Thorp Perrow Aboretum, not far from the historic town of Bedale in the Yorkshire Dales, is the creation of one man, Sir Leonard Ropner Bt., (1895-1977), who amassed one of the finest private collections of trees in the country.
The 85 acre site, set in over 1000 acres of parkland, was bought by William Ropner Bt., in 1927, but it was to be his son, Sir Leonard, whose passion and love for trees led to the creation of this delightful Aboretum. The present owner, Sir John Ropner Bt., explains that his father was extremely proud of his ‘secret garden’. Here was a man with no previous arboricultural experience who set about creating an Aboretum purely out of his love for trees. As Sir John points out, one of the nicest things about Thorp Perrow is its slightly ‘amateurish atmosphere’ and this is perhaps refreshing – the trees being chosen not for any stylistic considerations but because Sir Leonard loved them.
When the Ropner family originally bought Thorp Perrow there was already a Pinetum -planted in the 1840’s and 50’s by Lady Augusta Millbank – as well as a wooded area – Spring Wood – dating back to medieval times.
Sadly, during the late 1970s the garden fell into some decay and neglect and upon the death of Sir Leonard, his son asked the dendrologist, Alan Mitchell, to come and advise on what should be done with the Arboretum. When he emerged from the ‘jungle’ he was adamant that the collection should be preserved at all costs. Restoration took place thanks to a grant from the Department of the Environment on the condition that the arboretum should be open to the public and so Sir Leonard’s secret garden could at last be shared by all.
The Aboretum is laid out in sections with each section interconnecting with its neighbour via paths, grass walks, glades, bays or avenues. Walk through Thorp Perrow and you take a journey of discovery around the continents of the world with many of the tree and shrub genera and species planted having origins in China, Japan, North America and Europe.

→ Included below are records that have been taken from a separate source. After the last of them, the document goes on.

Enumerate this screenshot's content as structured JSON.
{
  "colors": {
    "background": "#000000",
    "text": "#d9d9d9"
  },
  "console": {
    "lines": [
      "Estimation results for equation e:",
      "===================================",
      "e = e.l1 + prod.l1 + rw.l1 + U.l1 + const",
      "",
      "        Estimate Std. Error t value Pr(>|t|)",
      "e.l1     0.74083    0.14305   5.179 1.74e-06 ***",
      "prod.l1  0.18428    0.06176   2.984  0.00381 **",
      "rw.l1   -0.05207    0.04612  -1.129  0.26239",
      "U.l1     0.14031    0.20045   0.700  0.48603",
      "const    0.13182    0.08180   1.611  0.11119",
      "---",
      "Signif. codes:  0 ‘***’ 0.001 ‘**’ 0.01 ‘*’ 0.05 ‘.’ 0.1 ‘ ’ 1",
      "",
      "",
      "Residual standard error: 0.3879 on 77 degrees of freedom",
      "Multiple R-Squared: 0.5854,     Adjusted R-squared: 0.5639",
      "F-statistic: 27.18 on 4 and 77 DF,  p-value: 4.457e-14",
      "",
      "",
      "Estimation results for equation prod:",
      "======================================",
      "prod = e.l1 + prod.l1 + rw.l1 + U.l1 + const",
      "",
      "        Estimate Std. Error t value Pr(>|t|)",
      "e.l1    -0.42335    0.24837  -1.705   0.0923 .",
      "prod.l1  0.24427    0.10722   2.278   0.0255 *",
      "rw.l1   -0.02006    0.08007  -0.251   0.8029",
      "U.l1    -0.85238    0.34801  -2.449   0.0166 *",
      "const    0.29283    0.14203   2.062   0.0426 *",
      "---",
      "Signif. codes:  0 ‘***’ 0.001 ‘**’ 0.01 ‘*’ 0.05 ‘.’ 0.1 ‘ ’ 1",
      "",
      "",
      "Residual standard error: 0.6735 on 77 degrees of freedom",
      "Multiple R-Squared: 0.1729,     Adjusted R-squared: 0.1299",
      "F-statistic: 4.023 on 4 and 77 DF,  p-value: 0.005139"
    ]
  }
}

In 2004 some 67 trees within the arboretum were recorded and designated as ‘Champion Trees’ by The Tree Register of the British Isles. Thorpe Perrow is currently home to five National Plant Collections including Limes, Laburnum and Cotinus. No matter what time of the year you visit there will be some outstanding trees to see. In spring snowdrops and crocuses make their appearance with a burst of colour in the woodland. In summer wildflowers, bees and butterflies celebrate summer before the autumn heralds a blaze of fiery reds, oranges and golds. Even in winter, on white frosty mornings, the crisp woodland walks make for a magical time.
Thorp Perrow also has a Bird of Prey and Mammal Centre with the opportunity to learn more about birds of prey and associated wildlife. There is a full programme of events throughout the year.

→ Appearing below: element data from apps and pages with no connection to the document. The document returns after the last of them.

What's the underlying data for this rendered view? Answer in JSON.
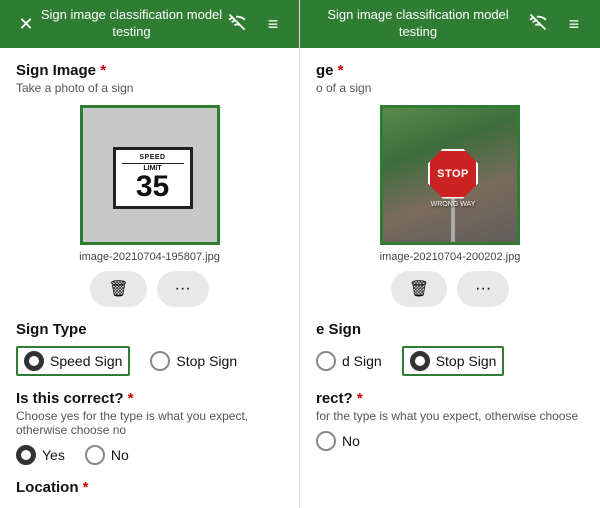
{
  "left_screen": {
    "header": {
      "title": "Sign image classification model testing",
      "close_label": "✕",
      "wifi_icon": "wifi-off",
      "menu_icon": "≡"
    },
    "sign_image_section": {
      "label": "Sign Image",
      "required": "*",
      "sublabel": "Take a photo of a sign",
      "filename": "image-20210704-195807.jpg",
      "delete_btn": "🗑",
      "more_btn": "···"
    },
    "sign_type_section": {
      "label": "Sign Type",
      "options": [
        {
          "value": "speed",
          "label": "Speed Sign",
          "selected": true
        },
        {
          "value": "stop",
          "label": "Stop Sign",
          "selected": false
        }
      ]
    },
    "correct_section": {
      "label": "Is this correct?",
      "required": "*",
      "desc": "Choose yes for the type is what you expect, otherwise choose no",
      "options": [
        {
          "value": "yes",
          "label": "Yes",
          "selected": true
        },
        {
          "value": "no",
          "label": "No",
          "selected": false
        }
      ]
    },
    "location_section": {
      "label": "Location",
      "required": "*"
    }
  },
  "right_screen": {
    "header": {
      "title": "Sign image classification model testing",
      "wifi_icon": "wifi-off",
      "menu_icon": "≡"
    },
    "sign_image_section": {
      "label": "ge",
      "required": "*",
      "sublabel": "o of a sign",
      "filename": "image-20210704-200202.jpg",
      "delete_btn": "🗑",
      "more_btn": "···"
    },
    "sign_type_section": {
      "label": "e Sign",
      "options": [
        {
          "value": "speed",
          "label": "d Sign",
          "selected": false
        },
        {
          "value": "stop",
          "label": "Stop Sign",
          "selected": true
        }
      ]
    },
    "correct_section": {
      "label": "rect?",
      "required": "*",
      "desc": "for the type is what you expect, otherwise choose",
      "options": [
        {
          "value": "no",
          "label": "No",
          "selected": false
        }
      ]
    }
  },
  "colors": {
    "header_bg": "#2e7d32",
    "highlight_border": "#2e7d32",
    "radio_selected": "#333",
    "text_primary": "#111",
    "text_secondary": "#555"
  }
}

If you asked Sir John and Lady Ropner to choose their favourite tree, there will be no hesitation. For Sir John it’s the “Acer griseum” (Chinese paper bark Maple). Why? “It has wonderful bark and beautiful autumn colour,” he says. Lady Ropner favours “Fagus sylvatica ‘Laciniata'” (Pictured left). “It is such a beautiful, magnificient and magical tree,” she says. “We also believe that a garden is always evolving and you can treat it as a huge canvas,” Lady Ropner explains. “One can splash lots of paint and energy into it and it will repay you a thousand times all year round.”
Thorp Perrow is also home to Hocus Pocus Plants where you will find an excellent range of trees, shrubs, herbs and wildflowers. Much of the stock is grown or made locally and in the shop you will find hand-made jewellery and a brilliant range of organic, natural soaps, shampoos and more.

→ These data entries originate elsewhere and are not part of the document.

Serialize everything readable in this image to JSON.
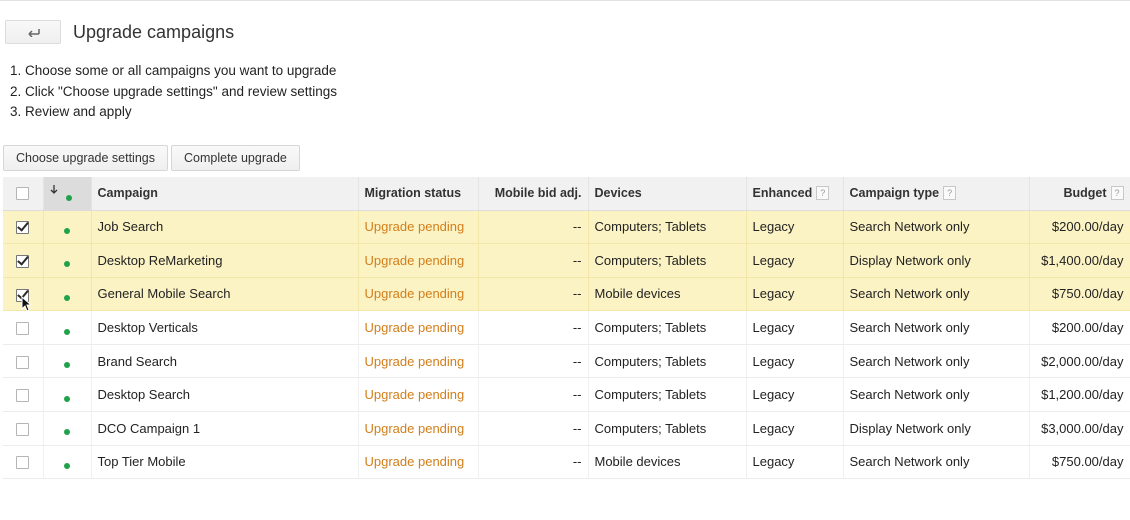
{
  "page": {
    "title": "Upgrade campaigns",
    "steps": [
      "1. Choose some or all campaigns you want to upgrade",
      "2. Click \"Choose upgrade settings\" and review settings",
      "3. Review and apply"
    ]
  },
  "toolbar": {
    "choose_label": "Choose upgrade settings",
    "complete_label": "Complete upgrade"
  },
  "table": {
    "headers": {
      "campaign": "Campaign",
      "migration_status": "Migration status",
      "mobile_bid": "Mobile bid adj.",
      "devices": "Devices",
      "enhanced": "Enhanced",
      "campaign_type": "Campaign type",
      "budget": "Budget"
    },
    "help_glyph": "?",
    "rows": [
      {
        "checked": true,
        "campaign": "Job Search",
        "status": "Upgrade pending",
        "mobile_bid": "--",
        "devices": "Computers; Tablets",
        "enhanced": "Legacy",
        "type": "Search Network only",
        "budget": "$200.00/day"
      },
      {
        "checked": true,
        "campaign": "Desktop ReMarketing",
        "status": "Upgrade pending",
        "mobile_bid": "--",
        "devices": "Computers; Tablets",
        "enhanced": "Legacy",
        "type": "Display Network only",
        "budget": "$1,400.00/day"
      },
      {
        "checked": true,
        "campaign": "General Mobile Search",
        "status": "Upgrade pending",
        "mobile_bid": "--",
        "devices": "Mobile devices",
        "enhanced": "Legacy",
        "type": "Search Network only",
        "budget": "$750.00/day"
      },
      {
        "checked": false,
        "campaign": "Desktop Verticals",
        "status": "Upgrade pending",
        "mobile_bid": "--",
        "devices": "Computers; Tablets",
        "enhanced": "Legacy",
        "type": "Search Network only",
        "budget": "$200.00/day"
      },
      {
        "checked": false,
        "campaign": "Brand Search",
        "status": "Upgrade pending",
        "mobile_bid": "--",
        "devices": "Computers; Tablets",
        "enhanced": "Legacy",
        "type": "Search Network only",
        "budget": "$2,000.00/day"
      },
      {
        "checked": false,
        "campaign": "Desktop Search",
        "status": "Upgrade pending",
        "mobile_bid": "--",
        "devices": "Computers; Tablets",
        "enhanced": "Legacy",
        "type": "Search Network only",
        "budget": "$1,200.00/day"
      },
      {
        "checked": false,
        "campaign": "DCO Campaign 1",
        "status": "Upgrade pending",
        "mobile_bid": "--",
        "devices": "Computers; Tablets",
        "enhanced": "Legacy",
        "type": "Display Network only",
        "budget": "$3,000.00/day"
      },
      {
        "checked": false,
        "campaign": "Top Tier Mobile",
        "status": "Upgrade pending",
        "mobile_bid": "--",
        "devices": "Mobile devices",
        "enhanced": "Legacy",
        "type": "Search Network only",
        "budget": "$750.00/day"
      }
    ]
  },
  "colors": {
    "selected_row": "#fcf3c5",
    "status_pending": "#d27e1a",
    "enabled_dot": "#1fa24a"
  },
  "icons": [
    "back-arrow-icon",
    "sort-down-arrow-icon",
    "status-dot-icon",
    "help-icon",
    "mouse-cursor-icon"
  ]
}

Sir John pays tribute to the brilliant team working at Thorp Perrow today who work with Curator Faith Roskrow to ensure that this delightful estate and Arboretum continues to provide a stunning landscape and magical experience to all who visit.
For more information and opening times, log onto their website: www.thorpperrow.com
Picture Credits: © Thorp Perrow